• _Exercise inputs_:
= Beginning of Section =

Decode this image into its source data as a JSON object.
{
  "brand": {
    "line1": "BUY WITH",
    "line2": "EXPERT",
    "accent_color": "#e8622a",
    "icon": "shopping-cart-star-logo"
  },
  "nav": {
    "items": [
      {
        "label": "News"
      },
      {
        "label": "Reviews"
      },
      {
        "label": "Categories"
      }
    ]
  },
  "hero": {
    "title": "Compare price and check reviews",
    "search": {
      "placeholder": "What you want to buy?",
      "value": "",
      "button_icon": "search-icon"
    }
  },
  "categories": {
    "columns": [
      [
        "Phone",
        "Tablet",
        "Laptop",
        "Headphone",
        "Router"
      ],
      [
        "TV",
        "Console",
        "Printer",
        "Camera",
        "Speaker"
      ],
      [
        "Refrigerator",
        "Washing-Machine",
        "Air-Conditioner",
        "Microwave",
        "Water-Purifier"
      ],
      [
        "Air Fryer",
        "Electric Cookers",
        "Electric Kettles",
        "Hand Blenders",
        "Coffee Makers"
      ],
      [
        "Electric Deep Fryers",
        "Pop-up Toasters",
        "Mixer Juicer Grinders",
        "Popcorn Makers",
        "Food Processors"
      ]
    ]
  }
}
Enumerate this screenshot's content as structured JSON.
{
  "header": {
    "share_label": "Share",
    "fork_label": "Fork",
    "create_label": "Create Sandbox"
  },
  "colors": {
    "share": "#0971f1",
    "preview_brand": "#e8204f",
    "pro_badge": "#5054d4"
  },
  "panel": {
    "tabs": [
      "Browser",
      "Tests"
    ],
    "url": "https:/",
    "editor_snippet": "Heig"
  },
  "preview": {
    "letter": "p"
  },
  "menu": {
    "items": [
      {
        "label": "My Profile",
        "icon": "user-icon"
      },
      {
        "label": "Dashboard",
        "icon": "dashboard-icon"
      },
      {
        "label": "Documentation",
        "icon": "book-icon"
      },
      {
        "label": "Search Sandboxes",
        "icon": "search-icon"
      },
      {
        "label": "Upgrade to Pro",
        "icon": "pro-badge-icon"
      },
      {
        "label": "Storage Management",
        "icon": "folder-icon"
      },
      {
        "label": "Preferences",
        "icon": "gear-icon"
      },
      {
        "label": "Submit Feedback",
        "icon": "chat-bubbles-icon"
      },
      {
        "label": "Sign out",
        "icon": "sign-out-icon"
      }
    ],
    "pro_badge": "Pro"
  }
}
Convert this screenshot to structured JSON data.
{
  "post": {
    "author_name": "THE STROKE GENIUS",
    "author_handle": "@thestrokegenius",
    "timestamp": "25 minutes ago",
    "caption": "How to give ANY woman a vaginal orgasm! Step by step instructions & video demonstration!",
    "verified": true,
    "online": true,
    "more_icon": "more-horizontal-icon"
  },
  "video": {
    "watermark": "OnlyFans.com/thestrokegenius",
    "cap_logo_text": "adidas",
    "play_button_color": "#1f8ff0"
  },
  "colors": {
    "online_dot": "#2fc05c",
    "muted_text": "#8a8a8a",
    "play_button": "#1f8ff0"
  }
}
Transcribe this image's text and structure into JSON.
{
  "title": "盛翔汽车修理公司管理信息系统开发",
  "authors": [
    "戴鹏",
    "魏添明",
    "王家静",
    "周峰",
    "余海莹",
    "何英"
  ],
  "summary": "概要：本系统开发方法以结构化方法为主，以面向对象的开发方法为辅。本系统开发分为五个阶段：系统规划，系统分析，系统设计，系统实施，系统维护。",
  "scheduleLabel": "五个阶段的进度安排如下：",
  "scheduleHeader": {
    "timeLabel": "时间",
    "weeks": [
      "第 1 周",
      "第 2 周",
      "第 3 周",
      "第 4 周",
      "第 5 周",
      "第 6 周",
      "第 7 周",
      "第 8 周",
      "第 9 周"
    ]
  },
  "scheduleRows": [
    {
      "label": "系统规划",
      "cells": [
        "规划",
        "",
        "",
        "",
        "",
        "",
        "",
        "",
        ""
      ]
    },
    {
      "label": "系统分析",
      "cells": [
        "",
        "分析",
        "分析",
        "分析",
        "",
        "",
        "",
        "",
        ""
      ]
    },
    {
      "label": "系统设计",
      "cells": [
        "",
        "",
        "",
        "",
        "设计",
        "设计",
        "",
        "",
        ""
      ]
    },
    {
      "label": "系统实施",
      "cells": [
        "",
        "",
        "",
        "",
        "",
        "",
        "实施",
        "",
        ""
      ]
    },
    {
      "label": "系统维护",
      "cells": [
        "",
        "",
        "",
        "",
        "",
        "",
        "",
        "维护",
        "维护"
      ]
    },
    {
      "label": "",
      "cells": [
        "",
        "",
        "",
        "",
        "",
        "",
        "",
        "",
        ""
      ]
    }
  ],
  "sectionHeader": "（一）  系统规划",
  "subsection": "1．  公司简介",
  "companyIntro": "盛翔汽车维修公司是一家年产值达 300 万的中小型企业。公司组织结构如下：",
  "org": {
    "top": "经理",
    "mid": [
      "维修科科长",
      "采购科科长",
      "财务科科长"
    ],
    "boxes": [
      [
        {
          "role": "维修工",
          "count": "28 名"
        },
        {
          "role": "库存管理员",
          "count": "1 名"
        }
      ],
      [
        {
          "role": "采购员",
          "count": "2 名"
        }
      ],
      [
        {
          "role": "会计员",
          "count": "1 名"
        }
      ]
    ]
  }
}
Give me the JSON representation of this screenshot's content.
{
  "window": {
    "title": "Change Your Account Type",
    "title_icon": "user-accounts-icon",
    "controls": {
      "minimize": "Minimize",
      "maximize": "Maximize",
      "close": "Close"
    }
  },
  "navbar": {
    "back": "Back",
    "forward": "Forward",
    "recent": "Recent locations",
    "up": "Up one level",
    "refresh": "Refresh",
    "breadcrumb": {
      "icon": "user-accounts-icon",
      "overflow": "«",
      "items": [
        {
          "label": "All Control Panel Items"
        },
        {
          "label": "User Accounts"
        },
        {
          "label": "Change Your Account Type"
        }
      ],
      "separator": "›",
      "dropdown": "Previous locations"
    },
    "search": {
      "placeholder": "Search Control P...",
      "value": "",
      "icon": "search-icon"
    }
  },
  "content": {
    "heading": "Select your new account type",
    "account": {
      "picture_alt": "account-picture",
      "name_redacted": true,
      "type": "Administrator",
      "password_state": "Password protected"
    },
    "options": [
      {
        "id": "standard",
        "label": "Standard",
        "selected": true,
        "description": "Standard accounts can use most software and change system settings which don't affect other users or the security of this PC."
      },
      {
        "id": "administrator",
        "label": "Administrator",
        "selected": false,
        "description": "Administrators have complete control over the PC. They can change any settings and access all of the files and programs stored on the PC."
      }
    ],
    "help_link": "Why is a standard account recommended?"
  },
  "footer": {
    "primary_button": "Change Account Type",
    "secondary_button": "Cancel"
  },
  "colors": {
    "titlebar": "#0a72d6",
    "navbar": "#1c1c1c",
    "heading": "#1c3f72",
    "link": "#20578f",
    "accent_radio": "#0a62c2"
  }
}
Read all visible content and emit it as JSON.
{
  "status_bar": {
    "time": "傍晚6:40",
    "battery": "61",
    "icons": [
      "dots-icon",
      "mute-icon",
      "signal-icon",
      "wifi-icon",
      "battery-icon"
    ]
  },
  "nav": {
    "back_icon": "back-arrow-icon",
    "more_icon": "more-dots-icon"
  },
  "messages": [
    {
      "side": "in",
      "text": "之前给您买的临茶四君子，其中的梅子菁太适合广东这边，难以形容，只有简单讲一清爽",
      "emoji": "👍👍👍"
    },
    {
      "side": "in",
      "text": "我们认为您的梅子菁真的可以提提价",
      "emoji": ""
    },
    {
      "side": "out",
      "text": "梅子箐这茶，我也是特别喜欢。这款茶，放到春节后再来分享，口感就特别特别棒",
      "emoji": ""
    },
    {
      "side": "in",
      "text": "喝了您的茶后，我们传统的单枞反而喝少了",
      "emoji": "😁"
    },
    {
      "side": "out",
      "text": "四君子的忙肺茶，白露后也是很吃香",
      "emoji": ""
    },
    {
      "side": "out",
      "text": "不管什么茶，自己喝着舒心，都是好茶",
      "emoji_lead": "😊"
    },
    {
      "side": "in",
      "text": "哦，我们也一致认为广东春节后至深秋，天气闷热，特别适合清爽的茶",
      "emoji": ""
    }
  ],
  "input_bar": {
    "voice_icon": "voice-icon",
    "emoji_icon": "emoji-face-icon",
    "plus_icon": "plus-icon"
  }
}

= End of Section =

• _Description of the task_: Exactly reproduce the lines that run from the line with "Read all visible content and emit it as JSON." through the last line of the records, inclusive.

• _Reply to the exercise_:
Read all visible content and emit it as JSON.
{
  "status_bar": {
    "time": "傍晚6:40",
    "battery": "61",
    "icons": [
      "dots-icon",
      "mute-icon",
      "signal-icon",
      "wifi-icon",
      "battery-icon"
    ]
  },
  "nav": {
    "back_icon": "back-arrow-icon",
    "more_icon": "more-dots-icon"
  },
  "messages": [
    {
      "side": "in",
      "text": "之前给您买的临茶四君子，其中的梅子菁太适合广东这边，难以形容，只有简单讲一清爽",
      "emoji": "👍👍👍"
    },
    {
      "side": "in",
      "text": "我们认为您的梅子菁真的可以提提价",
      "emoji": ""
    },
    {
      "side": "out",
      "text": "梅子箐这茶，我也是特别喜欢。这款茶，放到春节后再来分享，口感就特别特别棒",
      "emoji": ""
    },
    {
      "side": "in",
      "text": "喝了您的茶后，我们传统的单枞反而喝少了",
      "emoji": "😁"
    },
    {
      "side": "out",
      "text": "四君子的忙肺茶，白露后也是很吃香",
      "emoji": ""
    },
    {
      "side": "out",
      "text": "不管什么茶，自己喝着舒心，都是好茶",
      "emoji_lead": "😊"
    },
    {
      "side": "in",
      "text": "哦，我们也一致认为广东春节后至深秋，天气闷热，特别适合清爽的茶",
      "emoji": ""
    }
  ],
  "input_bar": {
    "voice_icon": "voice-icon",
    "emoji_icon": "emoji-face-icon",
    "plus_icon": "plus-icon"
  }
}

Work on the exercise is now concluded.